Instructions for the task:
For each line of the data below that includes the string "status", count one, and answer with the sum only.

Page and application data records
Content starts

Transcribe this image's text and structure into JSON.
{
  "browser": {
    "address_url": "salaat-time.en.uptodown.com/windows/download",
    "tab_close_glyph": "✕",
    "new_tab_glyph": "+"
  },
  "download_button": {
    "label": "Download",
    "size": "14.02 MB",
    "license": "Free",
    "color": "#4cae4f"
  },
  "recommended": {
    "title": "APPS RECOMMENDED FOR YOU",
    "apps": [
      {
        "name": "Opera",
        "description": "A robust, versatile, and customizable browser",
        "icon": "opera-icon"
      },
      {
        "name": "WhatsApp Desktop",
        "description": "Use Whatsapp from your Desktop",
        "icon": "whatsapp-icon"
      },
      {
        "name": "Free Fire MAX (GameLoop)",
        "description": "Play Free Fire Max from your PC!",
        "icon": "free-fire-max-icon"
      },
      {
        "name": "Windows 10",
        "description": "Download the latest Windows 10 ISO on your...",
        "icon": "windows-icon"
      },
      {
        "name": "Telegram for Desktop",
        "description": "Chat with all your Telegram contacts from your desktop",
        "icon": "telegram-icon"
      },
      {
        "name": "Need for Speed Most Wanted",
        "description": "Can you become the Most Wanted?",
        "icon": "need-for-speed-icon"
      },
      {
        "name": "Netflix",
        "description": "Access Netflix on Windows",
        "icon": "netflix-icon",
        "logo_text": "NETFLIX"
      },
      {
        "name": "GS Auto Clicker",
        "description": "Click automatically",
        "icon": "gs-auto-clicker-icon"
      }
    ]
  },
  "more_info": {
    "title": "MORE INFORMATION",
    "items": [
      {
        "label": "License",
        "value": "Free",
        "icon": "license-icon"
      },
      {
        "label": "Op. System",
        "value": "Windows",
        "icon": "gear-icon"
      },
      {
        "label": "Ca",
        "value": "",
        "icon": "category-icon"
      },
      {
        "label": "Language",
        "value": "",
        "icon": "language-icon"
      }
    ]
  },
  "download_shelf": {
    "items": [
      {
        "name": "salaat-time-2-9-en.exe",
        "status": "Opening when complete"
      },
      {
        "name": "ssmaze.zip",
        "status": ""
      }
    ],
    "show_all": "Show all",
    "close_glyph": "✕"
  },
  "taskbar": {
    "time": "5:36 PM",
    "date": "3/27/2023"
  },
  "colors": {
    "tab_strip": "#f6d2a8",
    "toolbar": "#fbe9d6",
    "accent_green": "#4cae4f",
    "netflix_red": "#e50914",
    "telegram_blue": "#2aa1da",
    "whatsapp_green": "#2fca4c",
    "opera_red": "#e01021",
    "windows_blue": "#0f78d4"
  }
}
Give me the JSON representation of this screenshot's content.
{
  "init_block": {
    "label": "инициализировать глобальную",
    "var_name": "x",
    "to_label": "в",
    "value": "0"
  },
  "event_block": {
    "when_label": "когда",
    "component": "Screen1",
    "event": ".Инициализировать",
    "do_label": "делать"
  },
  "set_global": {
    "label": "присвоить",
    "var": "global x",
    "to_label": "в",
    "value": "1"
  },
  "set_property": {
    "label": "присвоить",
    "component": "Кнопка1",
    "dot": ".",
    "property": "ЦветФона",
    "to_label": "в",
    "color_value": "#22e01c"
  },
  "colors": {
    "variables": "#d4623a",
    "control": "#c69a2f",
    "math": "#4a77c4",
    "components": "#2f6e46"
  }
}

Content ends

Solution for this problem:
2